====== Input ======
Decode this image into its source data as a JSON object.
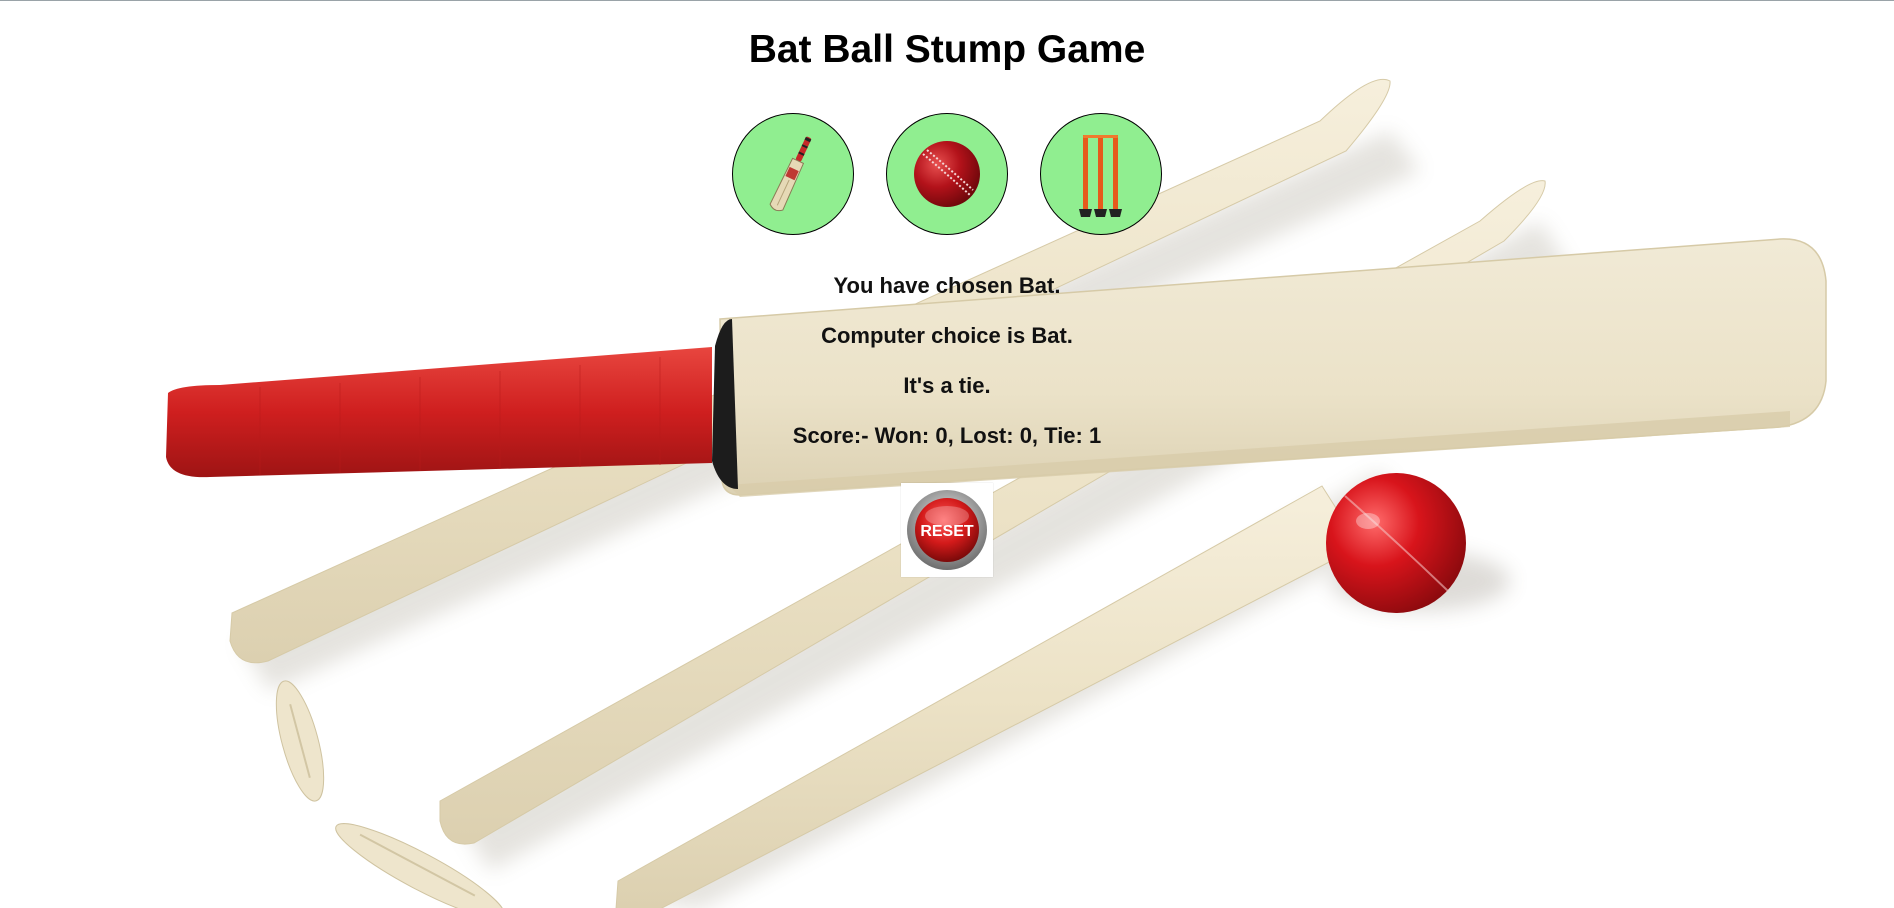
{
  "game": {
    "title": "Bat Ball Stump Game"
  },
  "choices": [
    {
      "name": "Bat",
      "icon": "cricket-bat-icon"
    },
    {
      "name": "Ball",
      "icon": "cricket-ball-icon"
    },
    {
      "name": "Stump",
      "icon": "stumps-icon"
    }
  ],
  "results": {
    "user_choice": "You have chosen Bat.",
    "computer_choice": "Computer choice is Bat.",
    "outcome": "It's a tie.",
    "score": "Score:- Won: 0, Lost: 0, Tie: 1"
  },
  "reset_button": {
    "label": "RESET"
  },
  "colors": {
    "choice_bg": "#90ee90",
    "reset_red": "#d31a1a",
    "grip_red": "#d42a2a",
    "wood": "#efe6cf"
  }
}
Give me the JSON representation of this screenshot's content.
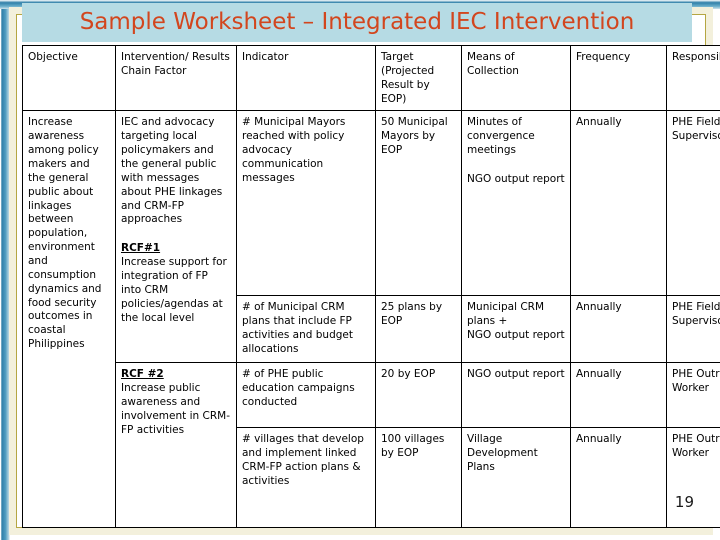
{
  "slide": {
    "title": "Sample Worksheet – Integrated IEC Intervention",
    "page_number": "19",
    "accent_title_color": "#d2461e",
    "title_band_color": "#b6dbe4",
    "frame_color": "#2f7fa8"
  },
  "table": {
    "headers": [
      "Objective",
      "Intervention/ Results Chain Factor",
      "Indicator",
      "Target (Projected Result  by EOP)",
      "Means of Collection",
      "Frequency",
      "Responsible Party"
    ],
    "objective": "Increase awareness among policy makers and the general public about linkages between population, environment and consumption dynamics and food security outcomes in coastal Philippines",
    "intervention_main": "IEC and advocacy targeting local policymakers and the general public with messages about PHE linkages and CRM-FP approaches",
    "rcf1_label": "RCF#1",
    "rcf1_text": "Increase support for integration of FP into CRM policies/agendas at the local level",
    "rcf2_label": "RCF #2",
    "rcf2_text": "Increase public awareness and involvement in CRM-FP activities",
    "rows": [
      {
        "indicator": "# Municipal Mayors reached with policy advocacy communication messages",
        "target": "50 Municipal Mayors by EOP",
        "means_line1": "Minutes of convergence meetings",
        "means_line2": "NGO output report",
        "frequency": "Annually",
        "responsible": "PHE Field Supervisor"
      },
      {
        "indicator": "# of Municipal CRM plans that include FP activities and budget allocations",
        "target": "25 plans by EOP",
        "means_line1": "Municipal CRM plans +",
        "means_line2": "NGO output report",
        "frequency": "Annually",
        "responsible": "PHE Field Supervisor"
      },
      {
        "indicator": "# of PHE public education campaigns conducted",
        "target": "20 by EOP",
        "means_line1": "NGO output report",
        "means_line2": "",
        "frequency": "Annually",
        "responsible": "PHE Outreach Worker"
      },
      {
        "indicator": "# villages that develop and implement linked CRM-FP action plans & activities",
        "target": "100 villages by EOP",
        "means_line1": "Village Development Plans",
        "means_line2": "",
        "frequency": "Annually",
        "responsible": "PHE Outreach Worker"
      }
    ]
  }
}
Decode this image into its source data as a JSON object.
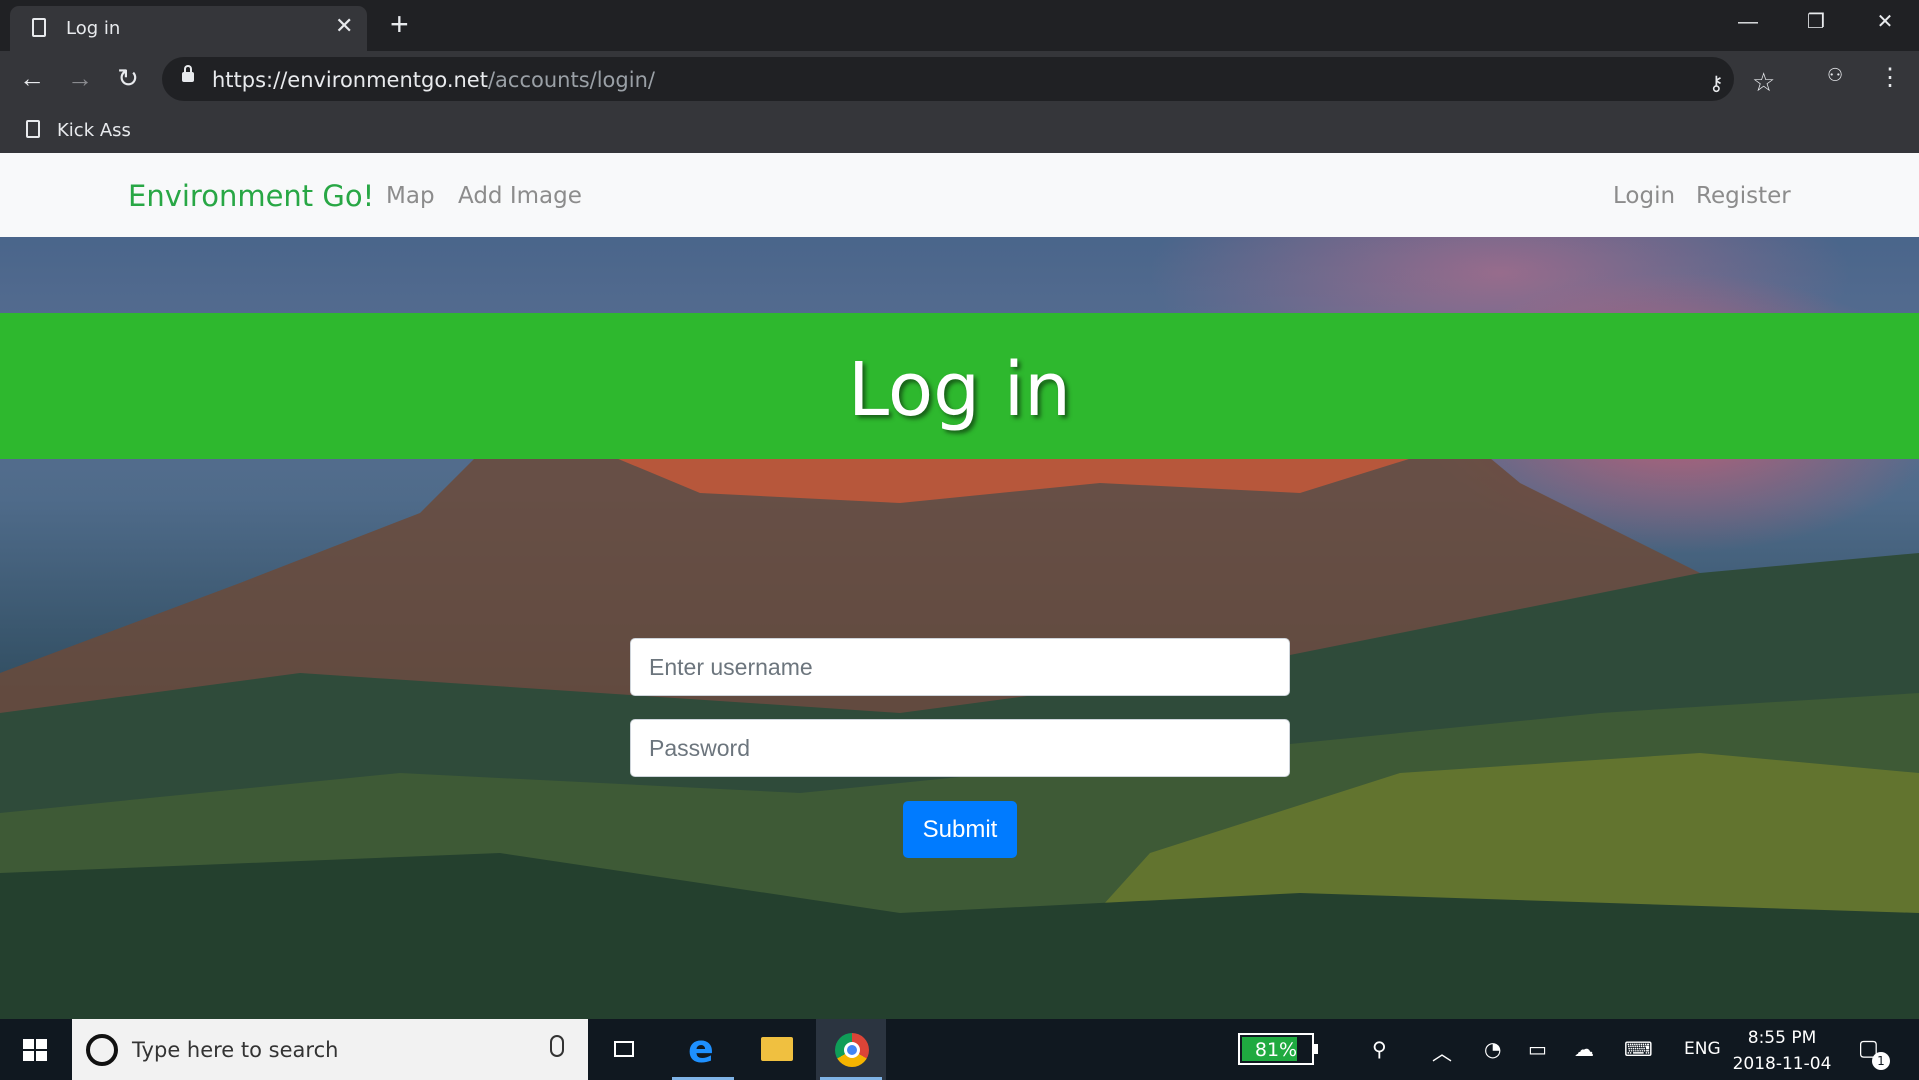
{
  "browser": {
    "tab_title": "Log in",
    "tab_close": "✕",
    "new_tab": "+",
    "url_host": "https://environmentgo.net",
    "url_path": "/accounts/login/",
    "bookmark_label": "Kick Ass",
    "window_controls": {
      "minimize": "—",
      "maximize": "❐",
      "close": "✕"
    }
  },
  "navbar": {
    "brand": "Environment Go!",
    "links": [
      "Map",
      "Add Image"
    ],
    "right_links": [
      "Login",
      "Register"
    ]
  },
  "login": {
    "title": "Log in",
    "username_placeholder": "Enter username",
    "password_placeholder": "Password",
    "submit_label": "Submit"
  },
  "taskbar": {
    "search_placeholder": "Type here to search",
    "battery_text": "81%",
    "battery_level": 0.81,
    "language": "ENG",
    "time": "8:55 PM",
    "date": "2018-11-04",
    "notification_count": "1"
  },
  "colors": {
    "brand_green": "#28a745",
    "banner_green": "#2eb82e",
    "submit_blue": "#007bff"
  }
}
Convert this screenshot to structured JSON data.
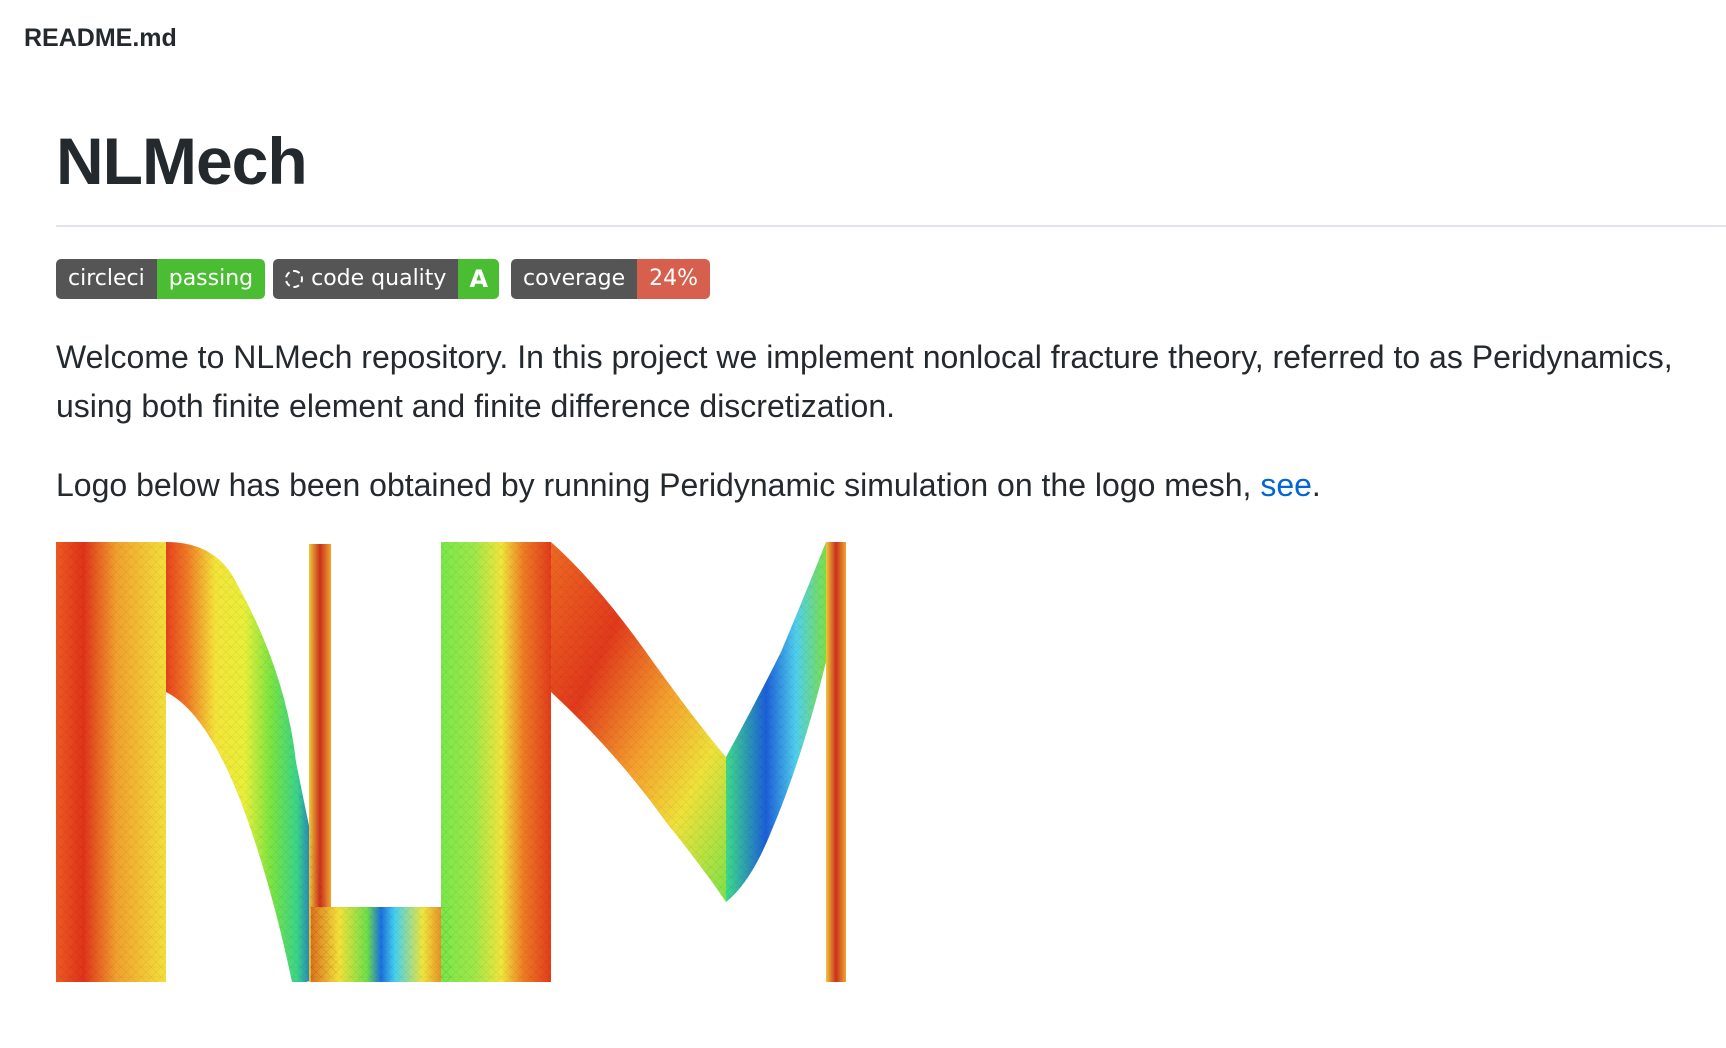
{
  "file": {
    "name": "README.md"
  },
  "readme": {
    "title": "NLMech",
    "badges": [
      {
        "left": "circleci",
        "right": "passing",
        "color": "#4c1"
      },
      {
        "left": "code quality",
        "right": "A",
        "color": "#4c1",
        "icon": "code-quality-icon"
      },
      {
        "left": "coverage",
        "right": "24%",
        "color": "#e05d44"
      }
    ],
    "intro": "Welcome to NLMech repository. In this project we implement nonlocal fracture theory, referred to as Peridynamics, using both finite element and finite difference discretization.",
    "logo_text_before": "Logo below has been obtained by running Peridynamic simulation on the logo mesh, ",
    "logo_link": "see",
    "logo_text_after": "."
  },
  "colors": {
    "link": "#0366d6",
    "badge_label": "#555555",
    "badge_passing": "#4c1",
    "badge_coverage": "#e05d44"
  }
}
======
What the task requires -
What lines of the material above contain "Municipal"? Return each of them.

Answer box -
        "indicator": "# Municipal Mayors reached with policy advocacy communication messages",
        "target": "50 Municipal Mayors by EOP",
        "indicator": "# of Municipal CRM plans that include FP activities and budget allocations",
        "means_line1": "Municipal CRM plans +",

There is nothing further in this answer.